Timpani, or kettledrums, can be traced back to Europe from around the 13th century. Like many other percussion instruments, the original use for timpani was for military or state occasions. The shells are made of copper although ceremonial drums have been made of silver. Timpani are generally 20″ to 32″ in diameter. Timpani players have certain problems and peculiarities that no other orchestral principal or percussionist has to contend with, such as tuning and function.

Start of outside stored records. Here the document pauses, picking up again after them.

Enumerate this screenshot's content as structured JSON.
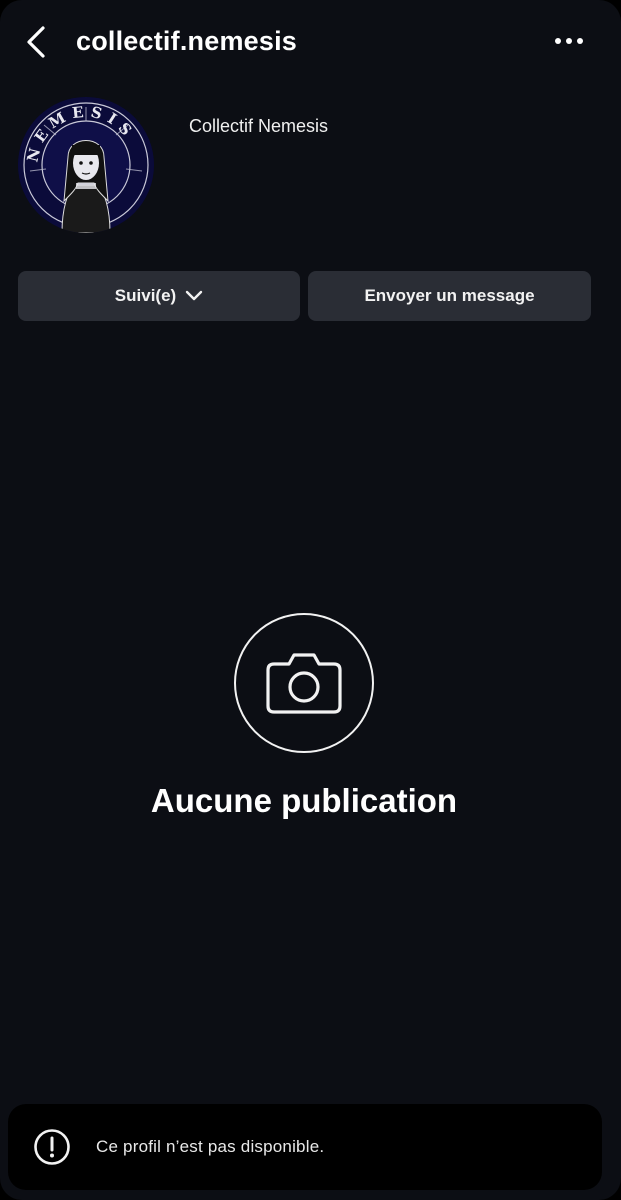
{
  "header": {
    "username": "collectif.nemesis",
    "back_icon": "chevron-left-icon",
    "more_icon": "more-horizontal-icon"
  },
  "profile": {
    "display_name": "Collectif Nemesis",
    "avatar_icon": "nemesis-logo-avatar",
    "avatar_text": "NEMESIS"
  },
  "actions": {
    "follow_label": "Suivi(e)",
    "follow_icon": "chevron-down-icon",
    "message_label": "Envoyer un message"
  },
  "empty_state": {
    "icon": "camera-icon",
    "title": "Aucune publication"
  },
  "toast": {
    "icon": "alert-circle-icon",
    "message": "Ce profil n’est pas disponible."
  },
  "colors": {
    "background": "#0c0e14",
    "button": "#2a2d35",
    "text": "#ffffff",
    "avatar_bg": "#0b0b3a"
  }
}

Timpani are the major instrument of the drum family and are seen as the leader in the orchestral percussion section. A good timpanist must have good stick technique. The mallets used in playing this instrument can be gripped in two ways: Matched grip, in which the palm faces down and the stick pivots between the thumb and the main joint of the index finger (similar to a matched snare grip), or the French grip, in which the thumb is on the top of the stick is pivoted between the end of the thumb and the smaller joint of the index joint. When rolls are played on the timpani, the use of rapid single strokes is required because the large, loose head does not make for good buzz strokes like a snare head. The normal playing spot on the head is about 4″ from the rim. A good timpanist must also have the skill of tuning. Generally the player is sitting on a throne so he can function pedals, which can adjust the tuning of each drum. The musician must have a trained ear that can recognize intervals and switch tuning quickly.